Mayleen Samuel

Laboratory fifteen again explored site swap notation. This term I opted to use what I think of as the alternate introduction to the laboratory. Being summer term I had just shown Morgan Freeman's "What are we really made of?" I used this as a jumping off point to put up a diagram using alpha, beta, and three electrons.


This term only one student nodded when asked if they understood. Still, one student reacted positively, when what I had put on the board was effectively nonsense.

Neikaman would demonstrate a 342 site swap 

I then noted for the benefit of the pre-teacher prep majors that students will say they understand when they do not, when they could not. I went on to demonstrate the actual system, generating a new site swap 3 diagram and explaining the meaning of each part physically using three balls.

I went on to demonstrate and show a 51, and finally ran a 342 site swap both on the board and with the balls. Now more students claimed to understand the notation. I cautioned them that I was still no more certain of comprehension than before. I suggested that they try to perform a 3 and, if they could master that, then to try a 51 and a 342.

Sucy-ann Liwy showing a 3 site swap

I also lobbied for not teaching mathematics as an abstract system devoid of physicality. Just as the alpha-beta diagram was meaningless and confusing, so is the abstract approach of the typical math class. Yes, of course there are "real world word problems" but those are after the fact.

Gino Retogluwe working on a 3.

I advocate the approach I take in physical science: start with a system. Measure, analyze, and then repeat with a new system. The mathematics should always have a meaning. Sure, physics may be equally inapplicable to the future for many students, but at least they will know where that math arises and what it is used for.

Joemar Wasan flashes a 3

Mayleen would master 3, show a 51, and perform a 342 swap

Marsha Solomon working on a 3

Neika working on 51

Mayleen showing good control

Shirely-Ann Rudolph



Friday, July 1, 2016

Ohms law and floral litmus solutions

Laboratory twelve is electricity lite, a laboratory that has been placed on my list of laboratories to be replaced. I have yet to decide which direction to take this laboratory, but I am certain that the time has arrived to replace the forty year old equipment being used. Although watching the students use the same equipment their parents used does carry a sense of a cycle coming back around full circle.

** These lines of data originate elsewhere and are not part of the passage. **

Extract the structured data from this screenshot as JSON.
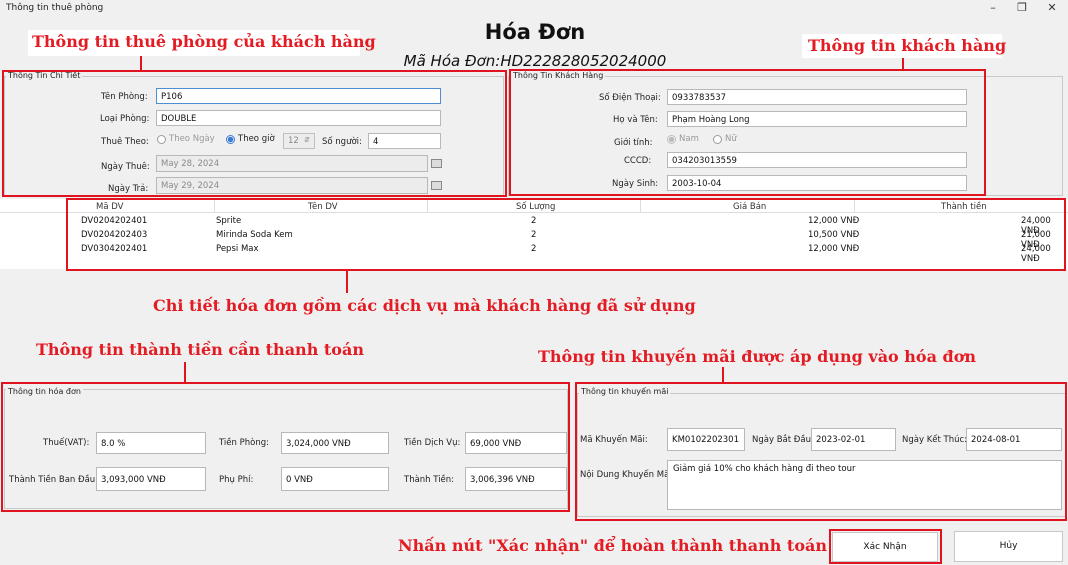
{
  "window": {
    "title": "Thông tin thuê phòng",
    "min_icon": "minimize-icon",
    "max_icon": "maximize-icon",
    "close_icon": "close-icon"
  },
  "header": {
    "title": "Hóa Đơn",
    "invoice_code": "Mã Hóa Đơn:HD222828052024000"
  },
  "annotations": {
    "room_info": "Thông tin thuê phòng của khách hàng",
    "customer_info": "Thông tin khách hàng",
    "invoice_detail": "Chi tiết hóa đơn gồm các dịch vụ mà khách hàng đã sử dụng",
    "payment_info": "Thông tin thành tiền cần thanh toán",
    "promo_info": "Thông tin khuyến mãi được áp dụng vào hóa đơn",
    "confirm_hint": "Nhấn nút \"Xác nhận\" để hoàn thành thanh toán"
  },
  "room": {
    "group_label": "Thông Tin Chi Tiết",
    "room_name_label": "Tên Phòng:",
    "room_name": "P106",
    "room_type_label": "Loại Phòng:",
    "room_type": "DOUBLE",
    "rent_by_label": "Thuê Theo:",
    "by_day": "Theo Ngày",
    "by_hour": "Theo giờ",
    "hours": "12",
    "people_label": "Số người:",
    "people": "4",
    "check_in_label": "Ngày Thuê:",
    "check_in": "May 28, 2024",
    "check_out_label": "Ngày Trả:",
    "check_out": "May 29, 2024"
  },
  "customer": {
    "group_label": "Thông Tin Khách Hàng",
    "phone_label": "Số Điện Thoại:",
    "phone": "0933783537",
    "name_label": "Họ và Tên:",
    "name": "Phạm Hoàng Long",
    "gender_label": "Giới tính:",
    "male": "Nam",
    "female": "Nữ",
    "id_label": "CCCD:",
    "id": "034203013559",
    "dob_label": "Ngày Sinh:",
    "dob": "2003-10-04"
  },
  "services": {
    "headers": [
      "Mã DV",
      "Tên DV",
      "Số Lượng",
      "Giá Bán",
      "Thành tiền"
    ],
    "rows": [
      [
        "DV0204202401",
        "Sprite",
        "2",
        "12,000 VNĐ",
        "24,000 VNĐ"
      ],
      [
        "DV0204202403",
        "Mirinda Soda Kem",
        "2",
        "10,500 VNĐ",
        "21,000 VNĐ"
      ],
      [
        "DV0304202401",
        "Pepsi Max",
        "2",
        "12,000 VNĐ",
        "24,000 VNĐ"
      ]
    ]
  },
  "invoice": {
    "group_label": "Thông tin hóa đơn",
    "vat_label": "Thuế(VAT):",
    "vat": "8.0 %",
    "room_fee_label": "Tiền Phòng:",
    "room_fee": "3,024,000 VNĐ",
    "service_fee_label": "Tiền Dịch Vụ:",
    "service_fee": "69,000 VNĐ",
    "initial_total_label": "Thành Tiền Ban Đầu:",
    "initial_total": "3,093,000 VNĐ",
    "surcharge_label": "Phụ Phí:",
    "surcharge": "0 VNĐ",
    "total_label": "Thành Tiền:",
    "total": "3,006,396 VNĐ"
  },
  "promo": {
    "group_label": "Thông tin khuyến mãi",
    "code_label": "Mã Khuyến Mãi:",
    "code": "KM0102202301",
    "start_label": "Ngày Bắt Đầu:",
    "start": "2023-02-01",
    "end_label": "Ngày Kết Thúc:",
    "end": "2024-08-01",
    "content_label": "Nội Dung Khuyến Mãi:",
    "content": "Giảm giá 10% cho khách hàng đi theo tour"
  },
  "buttons": {
    "confirm": "Xác Nhận",
    "cancel": "Hủy"
  }
}
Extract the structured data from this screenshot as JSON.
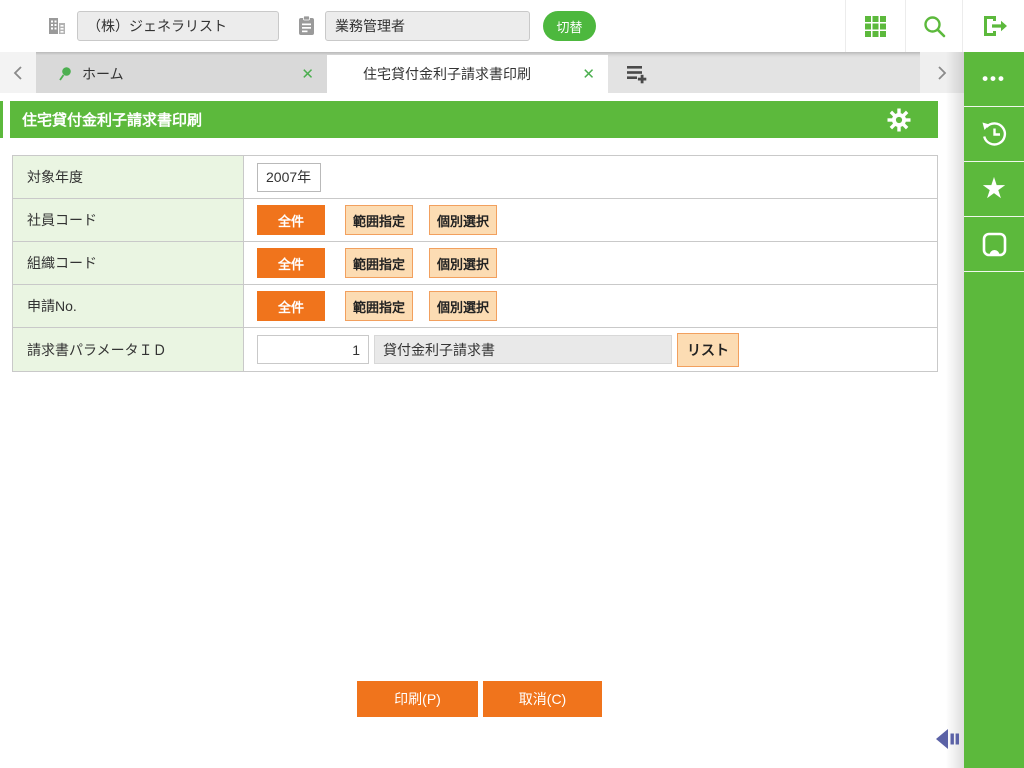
{
  "colors": {
    "brand_green": "#5cb93c",
    "accent_orange": "#f0741c",
    "peach": "#fcdcb3",
    "peach_border": "#f2a05e",
    "label_row_bg": "#eaf5e2",
    "collapse_arrow_blue": "#5b62a6"
  },
  "topbar": {
    "company": {
      "value": "（株）ジェネラリスト"
    },
    "role": {
      "value": "業務管理者"
    },
    "switch_button": "切替"
  },
  "tabbar": {
    "tabs": [
      {
        "label": "ホーム",
        "active": false,
        "pinned": true
      },
      {
        "label": "住宅貸付金利子請求書印刷",
        "active": true
      }
    ]
  },
  "icons": {
    "close_glyph": "✕",
    "more_glyph": "•••",
    "star_glyph": "★"
  },
  "page": {
    "title": "住宅貸付金利子請求書印刷"
  },
  "form": {
    "rows": [
      {
        "label": "対象年度",
        "type": "text-input",
        "value": "2007年"
      },
      {
        "label": "社員コード",
        "type": "segmented",
        "selected": "全件",
        "buttons": [
          "全件",
          "範囲指定",
          "個別選択"
        ]
      },
      {
        "label": "組織コード",
        "type": "segmented",
        "selected": "全件",
        "buttons": [
          "全件",
          "範囲指定",
          "個別選択"
        ]
      },
      {
        "label": "申請No.",
        "type": "segmented",
        "selected": "全件",
        "buttons": [
          "全件",
          "範囲指定",
          "個別選択"
        ]
      },
      {
        "label": "請求書パラメータＩＤ",
        "type": "id-lookup",
        "id_value": "1",
        "name_value": "貸付金利子請求書",
        "list_button": "リスト"
      }
    ]
  },
  "footer_actions": {
    "print": "印刷(P)",
    "cancel": "取消(C)"
  }
}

Joemar and Preston try to coax reliable readings out of equipment that was old on the day they were born.

Mayleen, Hansha, Neika, Marmelyn, Marlinda, Joemar, and Marsha try to pull readings from a decade resistance box for which only certain resistances are still functional.

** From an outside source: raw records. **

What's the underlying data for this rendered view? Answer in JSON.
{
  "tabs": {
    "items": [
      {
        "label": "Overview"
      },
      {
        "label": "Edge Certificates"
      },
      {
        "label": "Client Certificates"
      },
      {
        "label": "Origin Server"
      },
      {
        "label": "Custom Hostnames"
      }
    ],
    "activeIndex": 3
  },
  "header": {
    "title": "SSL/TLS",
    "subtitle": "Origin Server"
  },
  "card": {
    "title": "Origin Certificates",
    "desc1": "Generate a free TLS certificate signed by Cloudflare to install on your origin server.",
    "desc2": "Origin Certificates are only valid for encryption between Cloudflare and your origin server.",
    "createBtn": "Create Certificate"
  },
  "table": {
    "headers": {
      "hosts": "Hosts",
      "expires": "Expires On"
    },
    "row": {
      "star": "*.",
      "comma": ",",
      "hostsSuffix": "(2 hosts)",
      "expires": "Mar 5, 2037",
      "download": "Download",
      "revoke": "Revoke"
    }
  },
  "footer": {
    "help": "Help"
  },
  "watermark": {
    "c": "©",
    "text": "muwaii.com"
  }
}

Hansha noted that one of her parents had attended CCM, perhaps they had seen this equipment too.

I experimented with the atomic lecture, having the class be protons, electrons, and neutrons. The class is gender unbalanced. Men were assigned proton duty, women took on electron and neutron duty. This permitted setting up nuclei where no protons had to be in contact with other protons - protons were linked only through neutrons. The class made it to lithium.

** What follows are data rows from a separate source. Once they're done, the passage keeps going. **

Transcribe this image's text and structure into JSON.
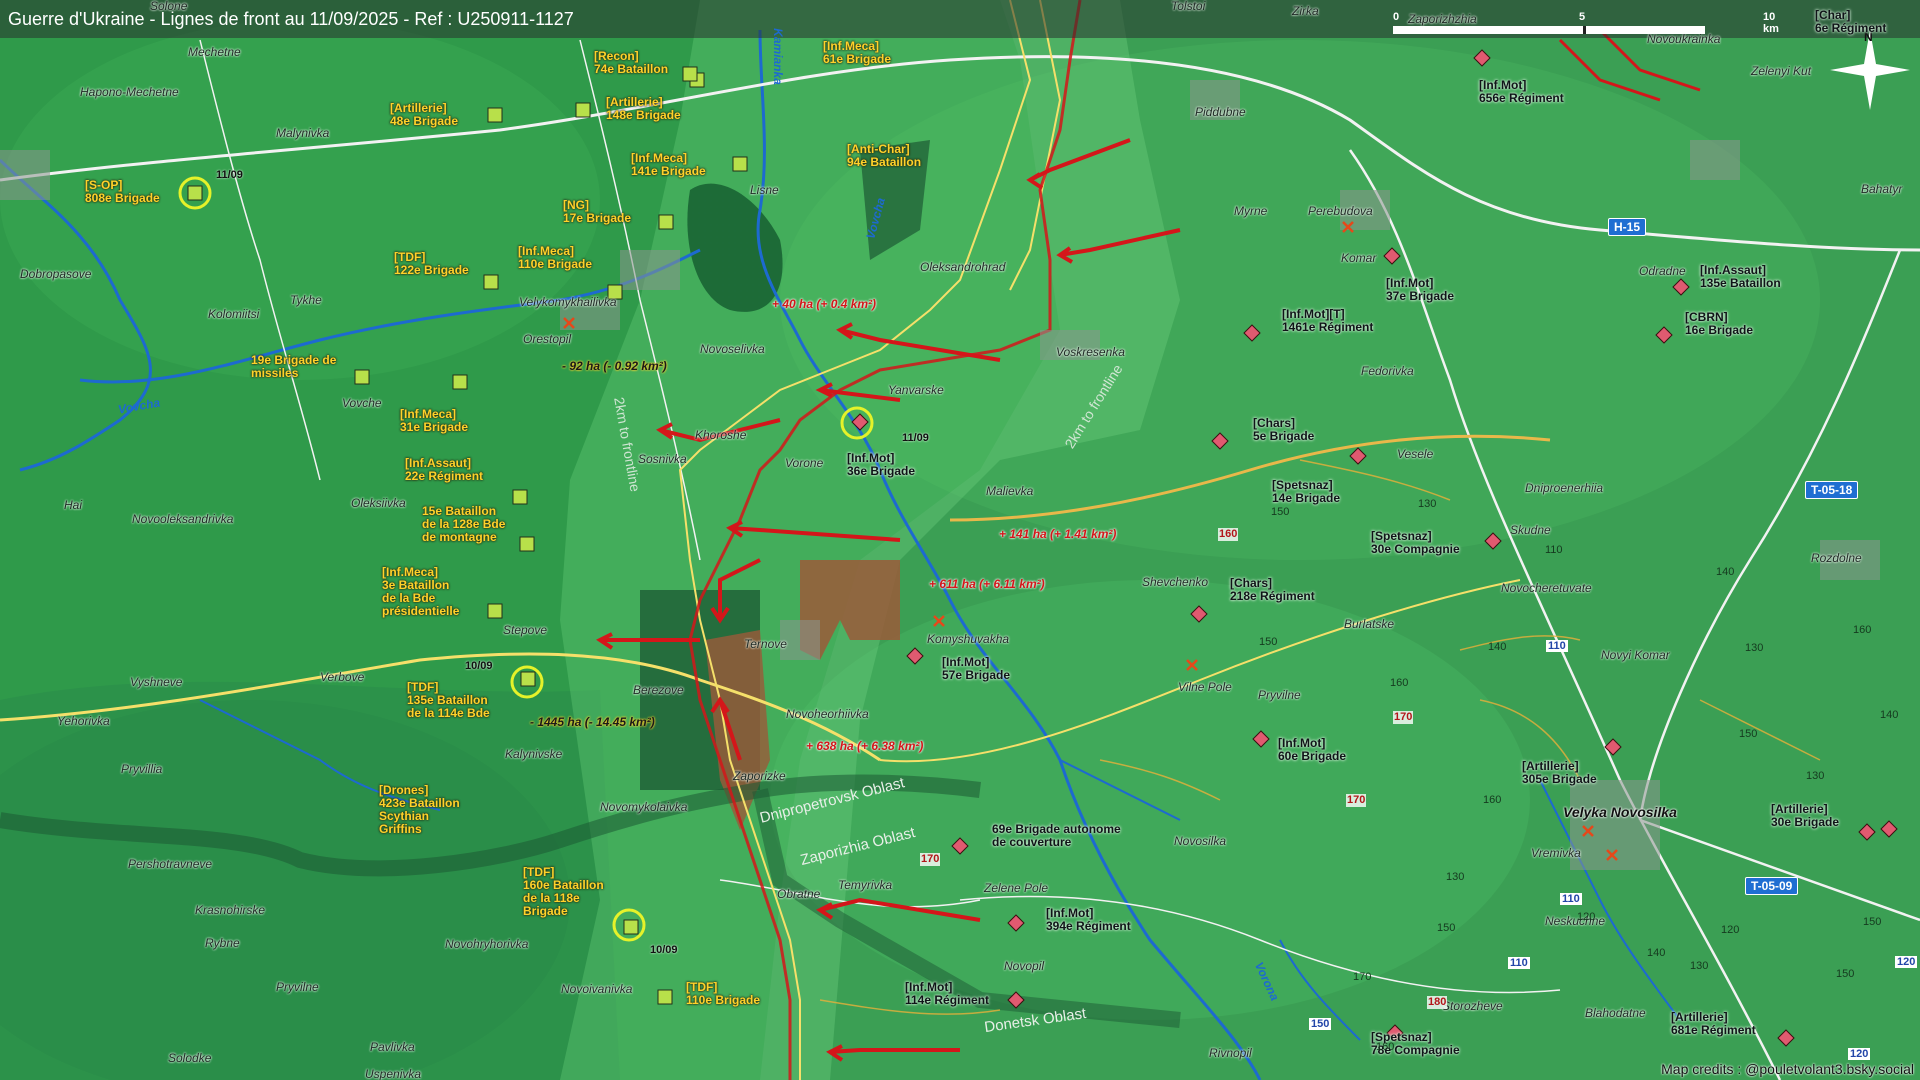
{
  "title": "Guerre d'Ukraine - Lignes de front au 11/09/2025 - Ref : U250911-1127",
  "credits": "Map credits : @pouletvolant3.bsky.social",
  "scale": {
    "zero": "0",
    "mid": "5",
    "end": "10 km"
  },
  "compass": "N",
  "colors": {
    "terrain": "#2f9a4a",
    "front_ru": "#d4161a",
    "ua_units": "#ffd22a",
    "ru_unit_marker": "#e05a70",
    "ua_unit_marker": "#b8e04a",
    "river": "#1d6ad0",
    "road_main": "#f2f2f2",
    "road_yellow": "#f5e06a"
  },
  "towns": {
    "solone": "Solone",
    "mechetne": "Mechetne",
    "hapono": "Hapono-Mechetne",
    "malynivka": "Malynivka",
    "dobropasove": "Dobropasove",
    "kolomiitsi": "Kolomiitsi",
    "tykhe": "Tykhe",
    "velykomykhailivka": "Velykomykhailivka",
    "orestopil": "Orestopil",
    "lisne": "Lisne",
    "oleksandrohrad": "Oleksandrohrad",
    "novoselivka": "Novoselivka",
    "yanvarske": "Yanvarske",
    "voskresenka": "Voskresenka",
    "khoroshe": "Khoroshe",
    "sosnivka": "Sosnivka",
    "vorone": "Vorone",
    "malievka": "Malievka",
    "vovche": "Vovche",
    "oleksiivka": "Oleksiivka",
    "novooleksandrivka": "Novooleksandrivka",
    "hai": "Hai",
    "stepove": "Stepove",
    "verbove": "Verbove",
    "vyshneve": "Vyshneve",
    "yehorivka": "Yehorivka",
    "ternove": "Ternove",
    "berezove": "Berezove",
    "novoheorhiivka": "Novoheorhiivka",
    "komyshuvakha": "Komyshuvakha",
    "kalynivske": "Kalynivske",
    "zaporizke": "Zaporizke",
    "pryvillia": "Pryvillia",
    "novomykolaivka": "Novomykolaivka",
    "pershotravneve": "Pershotravneve",
    "krasnohirske": "Krasnohirske",
    "rybne": "Rybne",
    "novohryhorivka": "Novohryhorivka",
    "pryvilne_w": "Pryvilne",
    "novoivanivka": "Novoivanivka",
    "solodke": "Solodke",
    "pavlivka": "Pavlivka",
    "uspenivka": "Uspenivka",
    "obratne": "Obratne",
    "temyrivka": "Temyrivka",
    "zelene_pole": "Zelene Pole",
    "novopil": "Novopil",
    "rivnopil": "Rivnopil",
    "novosilka": "Novosilka",
    "vilne_pole": "Vilne Pole",
    "pryvilne": "Pryvilne",
    "shevchenko": "Shevchenko",
    "burlatske": "Burlatske",
    "vesele": "Vesele",
    "fedorivka": "Fedorivka",
    "myrne": "Myrne",
    "perebudova": "Perebudova",
    "komar": "Komar",
    "piddubne": "Piddubne",
    "tolstoi": "Tolstoi",
    "zirka": "Zirka",
    "zaporizhzhia": "Zaporizhzhia",
    "novoukrainka": "Novoukrainka",
    "zelenyi_kut": "Zelenyi Kut",
    "bahatyr": "Bahatyr",
    "odradne": "Odradne",
    "dniproenerhiia": "Dniproenerhiia",
    "skudne": "Skudne",
    "novocheretuvate": "Novocheretuvate",
    "rozdolne": "Rozdolne",
    "novyi_komar": "Novyi Komar",
    "velyka_novosilka": "Velyka Novosilka",
    "vremivka": "Vremivka",
    "neskuchne": "Neskuchne",
    "storozheve": "Storozheve",
    "blahodatne": "Blahodatne"
  },
  "rivers": {
    "vovcha_w": "Vovcha",
    "vovcha_n": "Vovcha",
    "kamianka": "Kamianka",
    "vorona": "Vorona"
  },
  "oblasts": {
    "dnipro": "Dnipropetrovsk Oblast",
    "zap": "Zaporizhia Oblast",
    "donetsk": "Donetsk Oblast"
  },
  "frontline_notes": {
    "a": "2km to frontline",
    "b": "2km to frontline"
  },
  "gains": {
    "g1": "+ 40 ha (+ 0.4 km²)",
    "g2": "+ 141 ha (+ 1.41 km²)",
    "g3": "+ 611 ha (+ 6.11 km²)",
    "g4": "+ 638 ha (+ 6.38 km²)",
    "l1": "- 92 ha (- 0.92 km²)",
    "l2": "- 1445 ha (- 14.45 km²)"
  },
  "dates": {
    "d1": "11/09",
    "d2": "11/09",
    "d3": "10/09",
    "d4": "10/09"
  },
  "ua_units": {
    "u1": [
      "[Recon]",
      "74e Bataillon"
    ],
    "u2": [
      "[Inf.Meca]",
      "61e Brigade"
    ],
    "u3": [
      "[Artillerie]",
      "48e Brigade"
    ],
    "u4": [
      "[Artillerie]",
      "148e Brigade"
    ],
    "u5": [
      "[Inf.Meca]",
      "141e Brigade"
    ],
    "u6": [
      "[Anti-Char]",
      "94e Bataillon"
    ],
    "u7": [
      "[S-OP]",
      "808e Brigade"
    ],
    "u8": [
      "[NG]",
      "17e Brigade"
    ],
    "u9": [
      "[TDF]",
      "122e Brigade"
    ],
    "u10": [
      "[Inf.Meca]",
      "110e Brigade"
    ],
    "u11": [
      "19e Brigade de",
      "missiles"
    ],
    "u12": [
      "[Inf.Meca]",
      "31e Brigade"
    ],
    "u13": [
      "[Inf.Assaut]",
      "22e Régiment"
    ],
    "u14": [
      "15e Bataillon",
      "de la 128e Bde",
      "de montagne"
    ],
    "u15": [
      "[Inf.Meca]",
      "3e Bataillon",
      "de la Bde",
      "présidentielle"
    ],
    "u16": [
      "[TDF]",
      "135e Bataillon",
      "de la 114e Bde"
    ],
    "u17": [
      "[Drones]",
      "423e Bataillon",
      "Scythian",
      "Griffins"
    ],
    "u18": [
      "[TDF]",
      "160e Bataillon",
      "de la 118e",
      "Brigade"
    ],
    "u19": [
      "[TDF]",
      "110e Brigade"
    ]
  },
  "ru_units": {
    "r1": [
      "[Inf.Mot]",
      "656e Régiment"
    ],
    "r2": [
      "[Char]",
      "6e Régiment"
    ],
    "r3": [
      "[Inf.Mot]",
      "37e Brigade"
    ],
    "r4": [
      "[Inf.Mot][T]",
      "1461e Régiment"
    ],
    "r5": [
      "[Inf.Assaut]",
      "135e Bataillon"
    ],
    "r6": [
      "[CBRN]",
      "16e Brigade"
    ],
    "r7": [
      "[Chars]",
      "5e Brigade"
    ],
    "r8": [
      "[Spetsnaz]",
      "14e Brigade"
    ],
    "r9": [
      "[Spetsnaz]",
      "30e Compagnie"
    ],
    "r10": [
      "[Inf.Mot]",
      "36e Brigade"
    ],
    "r11": [
      "[Chars]",
      "218e Régiment"
    ],
    "r12": [
      "[Inf.Mot]",
      "57e Brigade"
    ],
    "r13": [
      "[Inf.Mot]",
      "60e Brigade"
    ],
    "r14": [
      "[Artillerie]",
      "305e Brigade"
    ],
    "r15": [
      "[Artillerie]",
      "30e Brigade"
    ],
    "r16": [
      "69e Brigade autonome",
      "de couverture"
    ],
    "r17": [
      "[Inf.Mot]",
      "394e Régiment"
    ],
    "r18": [
      "[Inf.Mot]",
      "114e Régiment"
    ],
    "r19": [
      "[Spetsnaz]",
      "78e Compagnie"
    ],
    "r20": [
      "[Artillerie]",
      "681e Régiment"
    ]
  },
  "elevations": {
    "e1": "130",
    "e2": "150",
    "e3": "150",
    "e4": "140",
    "e5": "110",
    "e6": "140",
    "e7": "130",
    "e8": "160",
    "e9": "150",
    "e10": "160",
    "e11": "140",
    "e12": "130",
    "e13": "150",
    "e14": "160",
    "e15": "130",
    "e16": "120",
    "e17": "150",
    "e18": "170",
    "e19": "160",
    "e20": "120",
    "e21": "140",
    "e22": "130",
    "e23": "150"
  },
  "elevations_red": {
    "h1": "160",
    "h2": "170",
    "h3": "170",
    "h4": "170",
    "h5": "180"
  },
  "roads": {
    "h15": "H-15",
    "t0518": "T-05-18",
    "t0509": "T-05-09",
    "n110a": "110",
    "n110b": "110",
    "n110c": "110",
    "n120a": "120",
    "n120b": "120",
    "n150": "150"
  }
}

Floral litmus solution is a stable and well performing laboratory, although I forgot to bring limes this term. Land grant provided limes gratis. Sucy-Ann and Neikaman draw floral litmus solution.

Marmelyn, Sucy-Ann, and Neika test unknowns

Marmelyn shows off her test tube collection

Marlinda Tom shows her color change for an acid

Marlinda, Hansha, and Mayleen

John Cheida and Gino Retogluwe

Tuesday, June 28, 2016

Light benders

This summer laboratory ten was flipped with the section ten lecture to accomplish the laboratory in the computer laboratory. The video on color and light was then shown in A101 in the afternoon. This was followed up by showing a light and optics video the next regular class day in A101 in the morning, and running laboratory eleven on reflection and refraction in the afternoon. The following images are from the reflection and refraction laboratory.

Neikaman, Marmelyn, Sucy-ann

John and Gino

Marsha and Marlinda

Mayleen Samuel and Hansha

Marmelyn makes a measurement

Gino determines apparent depth


Preston works out the apparent depth of the penny